**Task goal**
Beginning with the line that contains "What data populates", reproduce every line through the end of the records below exactly, and leave the pictures out.

**Data**
-- -- --
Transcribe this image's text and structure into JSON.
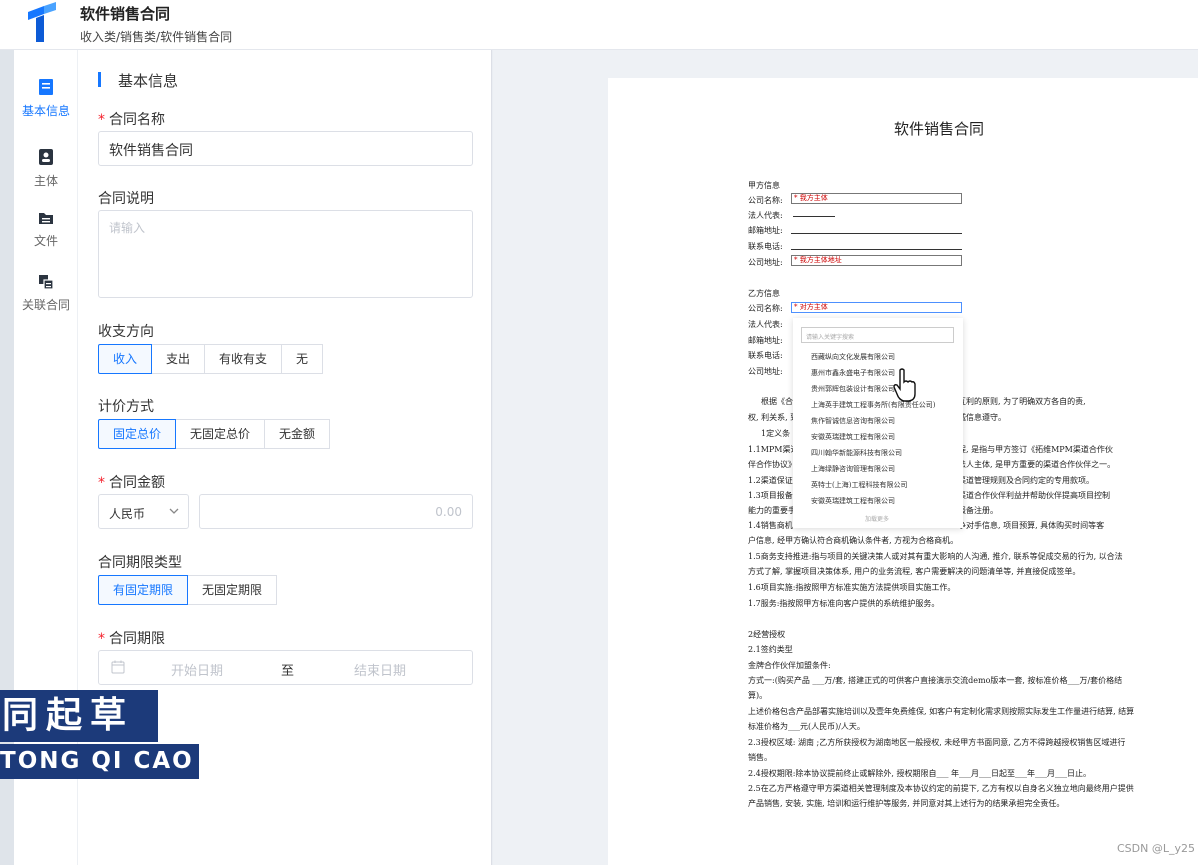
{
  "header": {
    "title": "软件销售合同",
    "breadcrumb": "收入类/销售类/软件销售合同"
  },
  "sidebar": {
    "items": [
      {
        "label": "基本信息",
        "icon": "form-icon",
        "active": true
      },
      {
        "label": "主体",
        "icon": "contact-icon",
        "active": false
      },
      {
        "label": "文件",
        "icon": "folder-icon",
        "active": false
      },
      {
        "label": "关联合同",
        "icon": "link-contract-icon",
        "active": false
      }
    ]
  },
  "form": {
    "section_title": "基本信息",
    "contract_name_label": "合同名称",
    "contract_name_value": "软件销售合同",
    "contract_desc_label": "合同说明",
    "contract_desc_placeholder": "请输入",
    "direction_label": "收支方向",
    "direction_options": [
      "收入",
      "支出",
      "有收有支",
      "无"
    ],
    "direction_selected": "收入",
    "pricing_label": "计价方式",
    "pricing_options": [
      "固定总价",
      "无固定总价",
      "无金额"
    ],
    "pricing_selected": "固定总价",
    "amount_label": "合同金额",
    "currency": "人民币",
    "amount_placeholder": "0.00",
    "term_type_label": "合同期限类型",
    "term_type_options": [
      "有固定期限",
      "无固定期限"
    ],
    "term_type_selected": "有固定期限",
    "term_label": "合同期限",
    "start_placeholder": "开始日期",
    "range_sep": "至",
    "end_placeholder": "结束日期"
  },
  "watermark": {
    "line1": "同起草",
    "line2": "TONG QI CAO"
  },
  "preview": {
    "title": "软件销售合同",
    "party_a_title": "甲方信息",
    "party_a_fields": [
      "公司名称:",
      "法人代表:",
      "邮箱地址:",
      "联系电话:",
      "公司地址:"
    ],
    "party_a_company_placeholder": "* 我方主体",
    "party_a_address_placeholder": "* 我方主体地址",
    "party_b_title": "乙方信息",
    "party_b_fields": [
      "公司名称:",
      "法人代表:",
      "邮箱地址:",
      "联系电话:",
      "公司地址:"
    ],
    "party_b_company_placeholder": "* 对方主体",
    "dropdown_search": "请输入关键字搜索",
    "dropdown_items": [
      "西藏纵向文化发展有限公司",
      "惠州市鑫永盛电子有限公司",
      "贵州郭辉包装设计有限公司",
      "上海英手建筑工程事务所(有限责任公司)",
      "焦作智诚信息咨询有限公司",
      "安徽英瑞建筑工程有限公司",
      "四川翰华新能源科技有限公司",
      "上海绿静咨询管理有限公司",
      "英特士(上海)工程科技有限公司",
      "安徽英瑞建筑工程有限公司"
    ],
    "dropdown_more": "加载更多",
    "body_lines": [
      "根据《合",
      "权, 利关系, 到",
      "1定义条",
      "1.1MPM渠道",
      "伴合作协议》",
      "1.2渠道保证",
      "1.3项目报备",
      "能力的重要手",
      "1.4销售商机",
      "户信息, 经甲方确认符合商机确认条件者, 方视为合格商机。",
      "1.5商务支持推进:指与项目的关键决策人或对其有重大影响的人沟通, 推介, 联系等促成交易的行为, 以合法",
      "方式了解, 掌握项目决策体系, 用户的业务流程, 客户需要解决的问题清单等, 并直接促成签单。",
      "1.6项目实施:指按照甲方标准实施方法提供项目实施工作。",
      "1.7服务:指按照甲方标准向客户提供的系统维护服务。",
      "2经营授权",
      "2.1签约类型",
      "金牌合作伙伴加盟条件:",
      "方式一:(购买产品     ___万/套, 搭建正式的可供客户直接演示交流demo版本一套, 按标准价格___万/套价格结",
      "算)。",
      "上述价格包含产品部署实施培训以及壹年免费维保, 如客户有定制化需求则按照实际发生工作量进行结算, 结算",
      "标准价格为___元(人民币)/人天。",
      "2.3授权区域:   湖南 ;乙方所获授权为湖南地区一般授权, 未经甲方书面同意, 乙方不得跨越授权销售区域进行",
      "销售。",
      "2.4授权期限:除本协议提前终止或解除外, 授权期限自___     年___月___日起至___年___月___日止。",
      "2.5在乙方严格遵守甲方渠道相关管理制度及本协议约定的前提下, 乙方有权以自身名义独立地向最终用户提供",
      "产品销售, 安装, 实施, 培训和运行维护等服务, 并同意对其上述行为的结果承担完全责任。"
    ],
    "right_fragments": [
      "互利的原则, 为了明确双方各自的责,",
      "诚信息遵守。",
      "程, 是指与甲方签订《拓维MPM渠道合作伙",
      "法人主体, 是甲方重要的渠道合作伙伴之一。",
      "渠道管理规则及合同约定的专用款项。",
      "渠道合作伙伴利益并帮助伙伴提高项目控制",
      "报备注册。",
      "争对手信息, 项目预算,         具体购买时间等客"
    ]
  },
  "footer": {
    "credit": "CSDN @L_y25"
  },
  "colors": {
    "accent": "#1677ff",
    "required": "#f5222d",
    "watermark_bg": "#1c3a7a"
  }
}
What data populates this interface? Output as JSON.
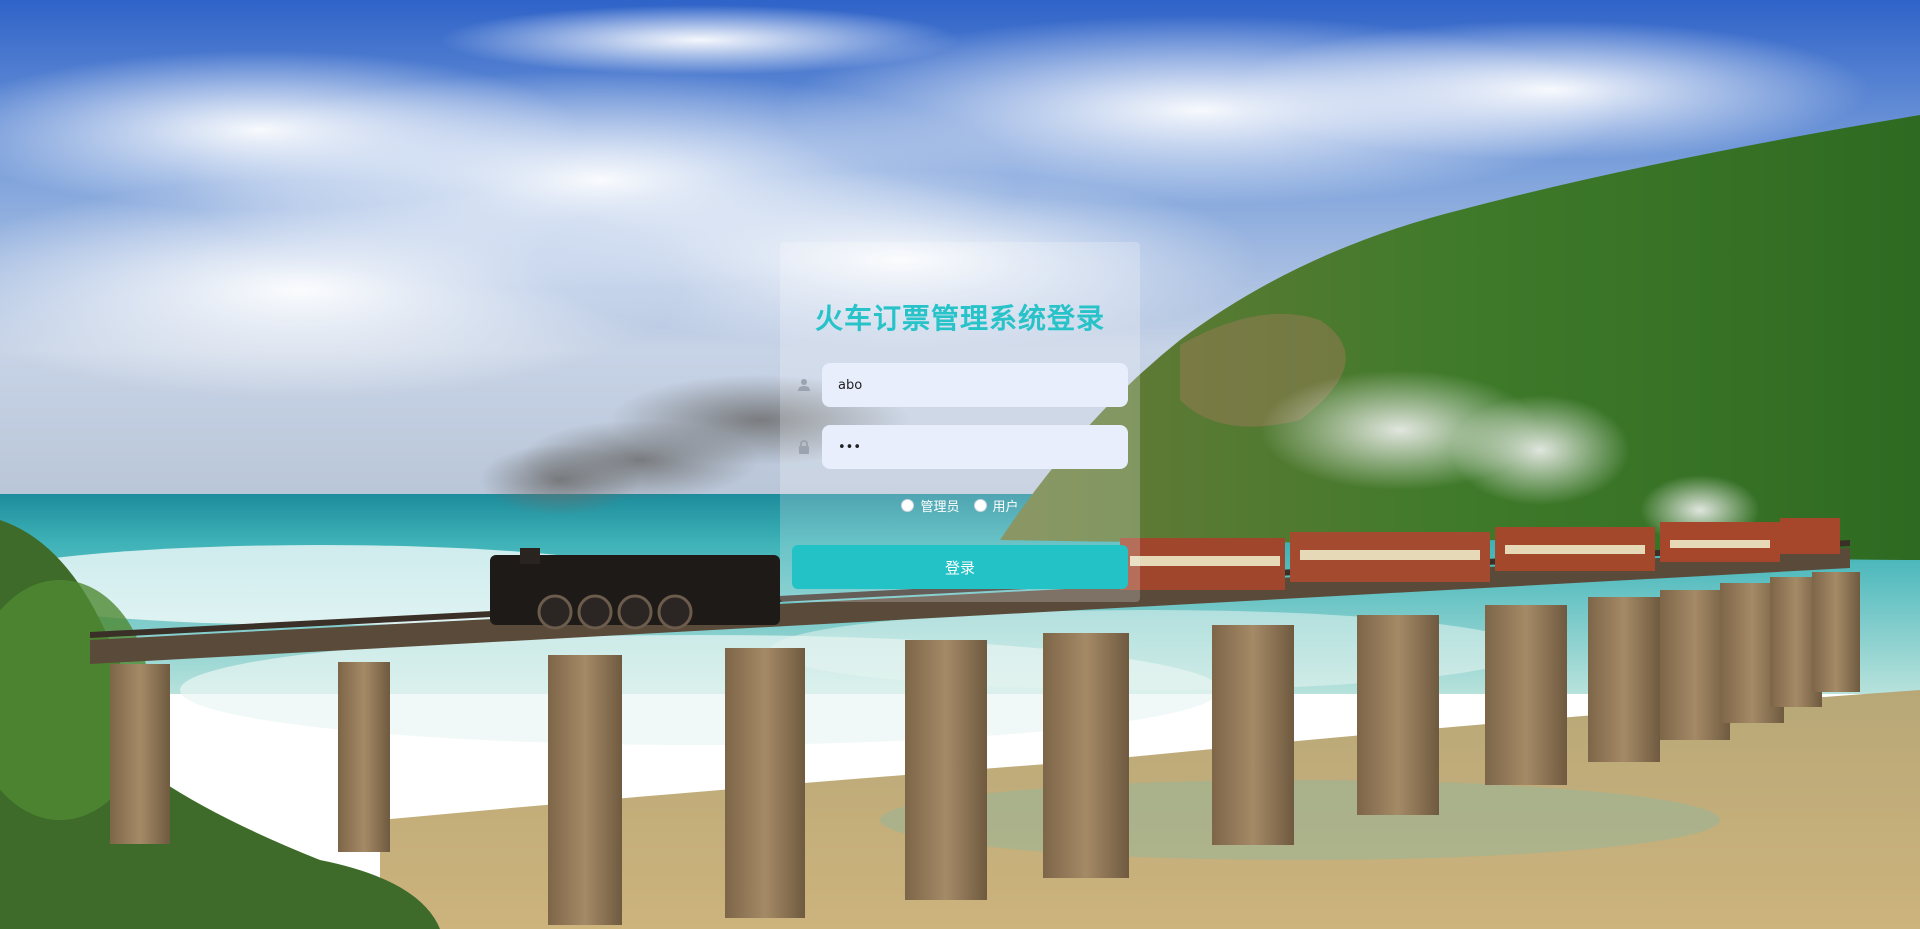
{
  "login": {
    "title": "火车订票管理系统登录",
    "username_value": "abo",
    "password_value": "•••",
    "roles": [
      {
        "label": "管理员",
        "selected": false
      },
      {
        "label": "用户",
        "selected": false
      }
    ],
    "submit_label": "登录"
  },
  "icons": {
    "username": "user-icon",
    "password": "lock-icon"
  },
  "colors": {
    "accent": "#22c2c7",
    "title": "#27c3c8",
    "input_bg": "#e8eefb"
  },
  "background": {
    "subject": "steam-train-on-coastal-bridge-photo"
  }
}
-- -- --
**Exercise result**
What data populates this interface? Output as JSON.
{
  "login": {
    "title": "火车订票管理系统登录",
    "username_value": "abo",
    "password_value": "•••",
    "roles": [
      {
        "label": "管理员",
        "selected": false
      },
      {
        "label": "用户",
        "selected": false
      }
    ],
    "submit_label": "登录"
  },
  "icons": {
    "username": "user-icon",
    "password": "lock-icon"
  },
  "colors": {
    "accent": "#22c2c7",
    "title": "#27c3c8",
    "input_bg": "#e8eefb"
  },
  "background": {
    "subject": "steam-train-on-coastal-bridge-photo"
  }
}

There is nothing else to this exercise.